● RECORD EXCERPTS
^^^^^^^^

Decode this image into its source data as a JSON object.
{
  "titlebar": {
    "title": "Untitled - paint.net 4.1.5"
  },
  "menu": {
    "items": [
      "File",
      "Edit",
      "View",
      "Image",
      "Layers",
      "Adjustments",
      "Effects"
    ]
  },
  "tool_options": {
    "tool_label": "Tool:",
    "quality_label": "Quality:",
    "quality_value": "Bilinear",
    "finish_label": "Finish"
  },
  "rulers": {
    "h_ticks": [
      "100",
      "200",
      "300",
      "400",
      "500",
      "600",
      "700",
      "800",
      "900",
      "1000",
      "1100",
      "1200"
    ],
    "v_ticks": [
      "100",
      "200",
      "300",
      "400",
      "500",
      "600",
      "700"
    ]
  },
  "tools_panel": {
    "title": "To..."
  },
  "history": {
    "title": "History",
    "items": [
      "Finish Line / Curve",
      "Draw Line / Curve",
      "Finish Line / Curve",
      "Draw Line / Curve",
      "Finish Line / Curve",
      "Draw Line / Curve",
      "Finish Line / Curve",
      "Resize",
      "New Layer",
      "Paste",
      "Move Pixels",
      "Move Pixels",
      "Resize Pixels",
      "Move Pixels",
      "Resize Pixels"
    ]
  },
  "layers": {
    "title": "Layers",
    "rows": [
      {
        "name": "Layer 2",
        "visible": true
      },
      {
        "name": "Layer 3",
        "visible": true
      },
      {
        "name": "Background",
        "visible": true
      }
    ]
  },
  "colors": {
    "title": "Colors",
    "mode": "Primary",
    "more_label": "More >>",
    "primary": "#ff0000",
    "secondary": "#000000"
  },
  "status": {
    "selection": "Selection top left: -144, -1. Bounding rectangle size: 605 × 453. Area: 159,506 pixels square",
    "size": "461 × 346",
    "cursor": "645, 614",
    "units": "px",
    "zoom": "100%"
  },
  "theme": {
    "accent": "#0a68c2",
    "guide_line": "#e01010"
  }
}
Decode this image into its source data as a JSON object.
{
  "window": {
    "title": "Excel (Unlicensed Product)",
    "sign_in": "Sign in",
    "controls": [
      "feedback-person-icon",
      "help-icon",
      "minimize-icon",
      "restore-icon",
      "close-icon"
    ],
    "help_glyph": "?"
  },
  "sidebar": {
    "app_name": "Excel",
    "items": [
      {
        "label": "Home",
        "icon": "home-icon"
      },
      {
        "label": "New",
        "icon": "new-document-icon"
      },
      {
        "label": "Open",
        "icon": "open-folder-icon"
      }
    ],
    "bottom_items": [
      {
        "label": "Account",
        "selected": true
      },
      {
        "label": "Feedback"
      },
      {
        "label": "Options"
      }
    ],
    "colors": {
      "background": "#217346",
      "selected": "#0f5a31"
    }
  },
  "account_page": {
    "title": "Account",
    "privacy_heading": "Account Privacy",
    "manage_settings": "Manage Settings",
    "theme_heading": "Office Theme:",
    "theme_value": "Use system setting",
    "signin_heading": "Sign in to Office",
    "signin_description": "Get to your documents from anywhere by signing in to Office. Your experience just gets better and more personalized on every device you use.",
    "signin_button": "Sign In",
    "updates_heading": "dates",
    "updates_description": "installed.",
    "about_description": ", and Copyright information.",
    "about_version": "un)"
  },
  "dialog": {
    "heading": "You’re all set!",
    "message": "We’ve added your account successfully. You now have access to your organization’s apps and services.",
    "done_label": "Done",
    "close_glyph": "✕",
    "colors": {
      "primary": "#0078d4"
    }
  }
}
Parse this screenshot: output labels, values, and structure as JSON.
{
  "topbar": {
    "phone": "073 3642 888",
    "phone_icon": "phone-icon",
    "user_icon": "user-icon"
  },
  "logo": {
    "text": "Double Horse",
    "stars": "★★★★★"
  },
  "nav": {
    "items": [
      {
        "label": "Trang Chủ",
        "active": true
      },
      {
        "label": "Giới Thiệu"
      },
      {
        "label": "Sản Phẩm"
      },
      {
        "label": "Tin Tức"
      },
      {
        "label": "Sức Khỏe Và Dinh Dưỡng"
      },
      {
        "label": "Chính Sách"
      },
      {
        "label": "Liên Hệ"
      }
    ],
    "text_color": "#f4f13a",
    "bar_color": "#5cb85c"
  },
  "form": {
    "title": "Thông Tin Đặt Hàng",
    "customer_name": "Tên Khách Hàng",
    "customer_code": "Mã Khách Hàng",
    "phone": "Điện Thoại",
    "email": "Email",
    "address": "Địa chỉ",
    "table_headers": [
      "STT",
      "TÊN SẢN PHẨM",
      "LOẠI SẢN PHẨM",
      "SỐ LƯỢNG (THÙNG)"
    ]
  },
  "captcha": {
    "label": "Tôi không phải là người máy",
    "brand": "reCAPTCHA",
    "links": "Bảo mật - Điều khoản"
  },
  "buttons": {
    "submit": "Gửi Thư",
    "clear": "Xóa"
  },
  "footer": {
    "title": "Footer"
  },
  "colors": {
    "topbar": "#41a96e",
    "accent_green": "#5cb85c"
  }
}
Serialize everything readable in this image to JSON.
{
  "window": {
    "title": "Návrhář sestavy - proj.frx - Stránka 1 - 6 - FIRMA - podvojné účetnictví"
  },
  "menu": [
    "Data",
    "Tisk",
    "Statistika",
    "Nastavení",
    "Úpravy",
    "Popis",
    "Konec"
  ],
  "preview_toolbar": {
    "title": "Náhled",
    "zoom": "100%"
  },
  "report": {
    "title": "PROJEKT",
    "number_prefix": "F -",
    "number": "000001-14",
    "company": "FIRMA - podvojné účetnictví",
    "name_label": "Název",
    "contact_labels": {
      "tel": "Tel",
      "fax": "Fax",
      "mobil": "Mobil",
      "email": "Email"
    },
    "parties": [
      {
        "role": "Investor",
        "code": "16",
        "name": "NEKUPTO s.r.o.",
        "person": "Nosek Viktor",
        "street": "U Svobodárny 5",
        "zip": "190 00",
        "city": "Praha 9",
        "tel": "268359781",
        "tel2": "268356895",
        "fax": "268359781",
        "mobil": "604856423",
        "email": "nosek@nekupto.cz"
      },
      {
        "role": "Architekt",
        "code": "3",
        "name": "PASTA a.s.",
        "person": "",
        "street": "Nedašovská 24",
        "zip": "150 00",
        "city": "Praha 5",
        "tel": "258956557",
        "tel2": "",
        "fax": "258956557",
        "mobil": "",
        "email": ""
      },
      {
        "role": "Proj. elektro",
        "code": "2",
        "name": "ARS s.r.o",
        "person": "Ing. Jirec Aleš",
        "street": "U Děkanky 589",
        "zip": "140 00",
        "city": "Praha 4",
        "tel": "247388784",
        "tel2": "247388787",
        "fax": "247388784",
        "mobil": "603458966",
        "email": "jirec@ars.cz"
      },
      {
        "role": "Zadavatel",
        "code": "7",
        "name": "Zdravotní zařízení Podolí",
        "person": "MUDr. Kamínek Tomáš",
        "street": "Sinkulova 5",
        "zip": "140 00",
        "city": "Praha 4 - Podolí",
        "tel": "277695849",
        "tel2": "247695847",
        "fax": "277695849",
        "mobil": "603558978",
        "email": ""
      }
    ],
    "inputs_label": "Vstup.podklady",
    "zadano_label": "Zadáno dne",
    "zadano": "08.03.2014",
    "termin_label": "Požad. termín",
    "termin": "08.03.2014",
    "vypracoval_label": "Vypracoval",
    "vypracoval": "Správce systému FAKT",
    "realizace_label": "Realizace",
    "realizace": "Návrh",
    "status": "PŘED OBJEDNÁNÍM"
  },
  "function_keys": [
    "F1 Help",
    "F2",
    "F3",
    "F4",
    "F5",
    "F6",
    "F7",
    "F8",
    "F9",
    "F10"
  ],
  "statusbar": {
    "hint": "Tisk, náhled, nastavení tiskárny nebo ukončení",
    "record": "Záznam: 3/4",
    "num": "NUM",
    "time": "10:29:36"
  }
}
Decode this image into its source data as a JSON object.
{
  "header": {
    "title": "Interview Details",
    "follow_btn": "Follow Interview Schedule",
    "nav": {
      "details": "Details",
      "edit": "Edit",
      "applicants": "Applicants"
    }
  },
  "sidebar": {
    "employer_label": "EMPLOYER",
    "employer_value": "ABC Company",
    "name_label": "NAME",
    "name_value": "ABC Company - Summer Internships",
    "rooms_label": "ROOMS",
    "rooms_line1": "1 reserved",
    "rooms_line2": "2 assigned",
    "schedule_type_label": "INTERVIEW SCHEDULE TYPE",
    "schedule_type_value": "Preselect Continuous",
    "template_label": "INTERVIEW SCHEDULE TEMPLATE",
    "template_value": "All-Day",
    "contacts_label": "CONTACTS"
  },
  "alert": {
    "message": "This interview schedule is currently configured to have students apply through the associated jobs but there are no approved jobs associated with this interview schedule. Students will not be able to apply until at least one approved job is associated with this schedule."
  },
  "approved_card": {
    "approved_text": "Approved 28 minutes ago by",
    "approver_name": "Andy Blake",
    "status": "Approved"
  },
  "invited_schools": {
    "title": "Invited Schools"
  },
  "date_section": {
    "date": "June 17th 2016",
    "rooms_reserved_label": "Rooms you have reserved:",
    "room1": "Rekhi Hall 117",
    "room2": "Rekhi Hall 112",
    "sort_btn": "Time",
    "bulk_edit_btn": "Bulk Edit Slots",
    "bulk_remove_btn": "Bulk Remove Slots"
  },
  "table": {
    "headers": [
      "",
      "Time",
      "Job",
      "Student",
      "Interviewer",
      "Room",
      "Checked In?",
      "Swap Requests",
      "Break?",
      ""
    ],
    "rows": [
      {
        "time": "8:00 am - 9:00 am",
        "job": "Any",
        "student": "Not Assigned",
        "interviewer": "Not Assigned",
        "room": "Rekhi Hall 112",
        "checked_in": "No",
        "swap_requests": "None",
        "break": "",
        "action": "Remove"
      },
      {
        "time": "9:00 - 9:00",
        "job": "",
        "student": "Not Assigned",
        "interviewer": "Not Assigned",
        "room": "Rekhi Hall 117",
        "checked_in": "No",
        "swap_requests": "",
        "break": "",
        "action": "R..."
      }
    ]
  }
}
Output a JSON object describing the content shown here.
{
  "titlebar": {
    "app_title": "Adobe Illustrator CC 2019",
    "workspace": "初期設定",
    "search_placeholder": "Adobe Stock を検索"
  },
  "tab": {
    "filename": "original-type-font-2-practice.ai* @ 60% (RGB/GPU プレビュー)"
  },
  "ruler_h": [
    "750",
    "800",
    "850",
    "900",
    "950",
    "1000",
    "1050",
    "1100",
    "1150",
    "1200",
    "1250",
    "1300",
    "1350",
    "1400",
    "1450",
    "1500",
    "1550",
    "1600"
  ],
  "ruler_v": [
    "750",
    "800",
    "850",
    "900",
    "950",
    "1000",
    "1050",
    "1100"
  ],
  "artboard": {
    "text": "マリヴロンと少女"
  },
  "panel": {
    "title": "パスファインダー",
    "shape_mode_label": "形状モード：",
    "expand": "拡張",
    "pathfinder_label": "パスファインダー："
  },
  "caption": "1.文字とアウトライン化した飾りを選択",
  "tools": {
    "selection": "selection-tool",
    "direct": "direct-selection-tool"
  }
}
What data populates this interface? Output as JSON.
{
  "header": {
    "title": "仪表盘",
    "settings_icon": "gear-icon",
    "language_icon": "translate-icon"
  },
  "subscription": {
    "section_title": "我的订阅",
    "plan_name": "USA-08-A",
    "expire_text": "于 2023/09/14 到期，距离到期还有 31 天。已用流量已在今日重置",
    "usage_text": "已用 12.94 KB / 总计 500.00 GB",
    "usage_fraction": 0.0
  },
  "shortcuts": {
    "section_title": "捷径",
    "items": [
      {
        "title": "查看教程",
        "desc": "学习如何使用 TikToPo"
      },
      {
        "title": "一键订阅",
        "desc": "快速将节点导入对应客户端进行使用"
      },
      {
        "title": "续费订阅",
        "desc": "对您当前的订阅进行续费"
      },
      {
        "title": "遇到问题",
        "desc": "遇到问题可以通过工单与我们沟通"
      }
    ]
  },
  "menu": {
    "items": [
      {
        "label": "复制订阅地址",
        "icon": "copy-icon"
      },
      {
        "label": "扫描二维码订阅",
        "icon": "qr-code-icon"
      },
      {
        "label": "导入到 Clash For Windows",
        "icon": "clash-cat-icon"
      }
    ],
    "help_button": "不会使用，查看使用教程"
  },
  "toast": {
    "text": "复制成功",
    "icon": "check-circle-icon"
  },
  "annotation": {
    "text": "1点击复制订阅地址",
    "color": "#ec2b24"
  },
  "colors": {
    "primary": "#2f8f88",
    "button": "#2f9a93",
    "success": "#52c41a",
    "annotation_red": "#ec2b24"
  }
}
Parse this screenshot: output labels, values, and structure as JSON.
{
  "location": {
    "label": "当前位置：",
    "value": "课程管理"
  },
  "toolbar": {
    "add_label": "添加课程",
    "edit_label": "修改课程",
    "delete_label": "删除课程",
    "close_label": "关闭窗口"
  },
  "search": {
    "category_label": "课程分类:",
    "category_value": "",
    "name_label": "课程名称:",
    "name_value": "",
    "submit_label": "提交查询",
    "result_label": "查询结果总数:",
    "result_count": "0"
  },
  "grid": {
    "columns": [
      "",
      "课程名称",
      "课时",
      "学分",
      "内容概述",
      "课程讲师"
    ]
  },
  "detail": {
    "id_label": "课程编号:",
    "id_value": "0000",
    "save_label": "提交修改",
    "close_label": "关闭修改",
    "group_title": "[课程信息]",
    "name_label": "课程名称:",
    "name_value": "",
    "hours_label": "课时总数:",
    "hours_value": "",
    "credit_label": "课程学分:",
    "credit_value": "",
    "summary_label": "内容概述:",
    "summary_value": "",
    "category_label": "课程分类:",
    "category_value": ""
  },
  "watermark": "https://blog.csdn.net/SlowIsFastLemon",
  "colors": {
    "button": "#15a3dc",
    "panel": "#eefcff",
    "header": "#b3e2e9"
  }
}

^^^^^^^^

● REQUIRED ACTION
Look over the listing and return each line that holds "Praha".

● EXERCISE RESPONSE
        "city": "Praha 9",
        "city": "Praha 5",
        "city": "Praha 4",
        "city": "Praha 4 - Podolí",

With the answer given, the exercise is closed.